Written by Dr. Nicola Eccles on 05 Jan 2023

In January 2023 the majority of us find ourselves managing rather than thriving.  We have been living through a permacrisis (Click here to see our webinar on the Permacrisis) launching from one critically stressful situation to another. From Brexit to the pandemic to climate anxiety and rising living costs. The things that predispose individuals to mental health problems have been magnified. For many of us our lifestyle behaviours have subsequently been negatively impacted. Perhaps drinking a bit more than we should, lacking motivation to eat healthily or to exercise or becoming addicted to scrolling our phone instead of focusing on something that needs our attention. 

Many of us are starting the New Year with low mood and perhaps some guilt or negativity around our lifestyle behaviours. But change will never emerge from shame and guilt. Self-compassion and curiosity are the foundation bricks of behaviour change rather than self-deprecation and punishment. 

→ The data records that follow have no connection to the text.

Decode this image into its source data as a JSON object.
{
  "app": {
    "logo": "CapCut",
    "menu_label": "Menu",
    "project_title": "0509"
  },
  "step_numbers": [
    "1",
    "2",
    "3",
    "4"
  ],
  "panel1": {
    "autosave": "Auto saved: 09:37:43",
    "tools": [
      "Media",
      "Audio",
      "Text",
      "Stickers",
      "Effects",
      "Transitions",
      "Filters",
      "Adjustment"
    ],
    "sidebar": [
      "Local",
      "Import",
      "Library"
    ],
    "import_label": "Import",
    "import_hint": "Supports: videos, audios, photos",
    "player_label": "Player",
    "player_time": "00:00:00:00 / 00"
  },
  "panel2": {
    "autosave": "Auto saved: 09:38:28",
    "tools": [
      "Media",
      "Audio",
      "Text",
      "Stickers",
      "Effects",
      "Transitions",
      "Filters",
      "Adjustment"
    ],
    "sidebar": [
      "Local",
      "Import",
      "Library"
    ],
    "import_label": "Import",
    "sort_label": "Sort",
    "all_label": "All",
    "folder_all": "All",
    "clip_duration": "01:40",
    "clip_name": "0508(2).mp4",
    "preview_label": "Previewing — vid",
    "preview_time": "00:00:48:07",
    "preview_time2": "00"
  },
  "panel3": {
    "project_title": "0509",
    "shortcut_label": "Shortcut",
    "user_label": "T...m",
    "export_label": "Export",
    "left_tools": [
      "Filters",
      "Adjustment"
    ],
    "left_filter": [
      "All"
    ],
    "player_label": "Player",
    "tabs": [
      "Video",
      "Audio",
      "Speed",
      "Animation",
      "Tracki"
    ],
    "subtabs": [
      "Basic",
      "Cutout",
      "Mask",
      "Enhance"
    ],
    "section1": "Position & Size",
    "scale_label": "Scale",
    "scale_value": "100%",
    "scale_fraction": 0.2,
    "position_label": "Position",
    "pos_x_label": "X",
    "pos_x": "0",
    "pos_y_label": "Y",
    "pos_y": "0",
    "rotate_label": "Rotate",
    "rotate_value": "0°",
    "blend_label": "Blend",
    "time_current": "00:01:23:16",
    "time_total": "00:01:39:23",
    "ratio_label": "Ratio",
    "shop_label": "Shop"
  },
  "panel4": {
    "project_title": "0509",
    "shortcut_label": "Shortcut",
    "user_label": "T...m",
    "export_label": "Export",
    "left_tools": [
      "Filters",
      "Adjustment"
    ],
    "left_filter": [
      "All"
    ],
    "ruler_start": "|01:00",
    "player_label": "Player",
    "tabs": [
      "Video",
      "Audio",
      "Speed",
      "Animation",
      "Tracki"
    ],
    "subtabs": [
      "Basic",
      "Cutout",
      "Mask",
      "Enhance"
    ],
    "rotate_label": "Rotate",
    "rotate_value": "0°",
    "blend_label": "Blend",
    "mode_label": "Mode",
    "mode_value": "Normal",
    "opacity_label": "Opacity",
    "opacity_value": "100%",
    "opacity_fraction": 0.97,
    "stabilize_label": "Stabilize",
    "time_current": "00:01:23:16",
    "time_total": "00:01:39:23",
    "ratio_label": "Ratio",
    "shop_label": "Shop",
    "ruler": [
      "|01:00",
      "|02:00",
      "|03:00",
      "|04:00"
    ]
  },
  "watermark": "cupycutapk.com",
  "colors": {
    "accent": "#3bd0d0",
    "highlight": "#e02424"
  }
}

This means that if you want to actually enact change this year then the first thing you need to do is to be kind to yourself. It really is that simple. Clinical psychologist Paul Gilbert’s famous book ‘The Compassionate Mind’ (1) was critical in our understanding of how compassion can transform lives. Compassion for yourself and others. His work showed that when we look at the root of negative thoughts about ourselves and really ask ourselves to validate those thoughts, we start to understand where they come from. For example, from a fear of abandonment, or feeling shameful, or feeling inferior.

Kindness and compassion, researchers show, stimulate areas of the brain and body which in turn promote wellbeing. Kindness and compassion both from others and ourselves, throughout our life course really can positively alter our mental health.

When we experience low mood and wake up feeling a bit off or anxious (as so many of us do these days) then we move through the day in a more negative and detrimental way than if we were in a ‘flow state’ or woke up feeling positive and happy. So, when we wake up feeling ‘off’ we might find ourselves slightly flustered, harassed and rushed. Then we make mistakes and forget things. We forget to respond to an email, or snap at our child. We are late for a meeting and then forget to pick up a prescription. We get home and decide not to exercise and instead pour a glass of wine. The impact of this, the snowball effect of low mood, anxiety or stress is much greater than the feeling itself. It has a wider ripple effect on the whole day which often turns into self-criticism and negative thoughts towards ourselves. Which in turn impacts our mental health further.

Many of us believe that in order to ‘force’ ourselves to change we need to adopt a bootcamp militant style approach. We need to tell ourselves how terrible we are, how ridiculous we are, how needy we are. But in fact, the opposite occurs. Researchers (2) have shown that self-compassion towards ourselves, increases our motivation for self-improvement. The paradox is that accepting our failures and giving ourselves plenty of compassion around them is more likely to drive change than beating ourselves up and forcing strict regimes or a militant boot camp reaction.

You might think that showing ourselves self-compassion could lead to a lack of motivation or complacency around change or goals. But allowing yourself to confront your failures and mistakes and weaknesses actually allows you to be curious about them rather than defensive.  From this place of compassionate curiosity we can begin to ask ourselves more relevant questions about the failures and negative habits. When we really explore the root of these from a non-judgemental place, we are far more likely to be successful in making changes in the future.

The world right now, doesn’t lend itself particularly to time, space and reflection but this New Year we encourage you to stop, pause and take a breath. Give yourself credit and compassion for where you are right now, whatever that might mean. Don’t allow the negative chatter to enter your mind. Explain to yourself that any negative habits or behaviours or mood states you might experience on a regular basis are in fact a very effective way of coping with the world. Tell yourself how well you have done. Then, and only then, can you begin to think about how things could begin to be different and that you have the power to make that so.


  1. Gilbert, Paul (2009) The Compassionate Mind. Great Britain, Robinson.
  2. Breines, J., Chen, S.  (2012). Self- compassion increases self-improvement motivation, Personality and Social Psychology Bulletin. 38.9.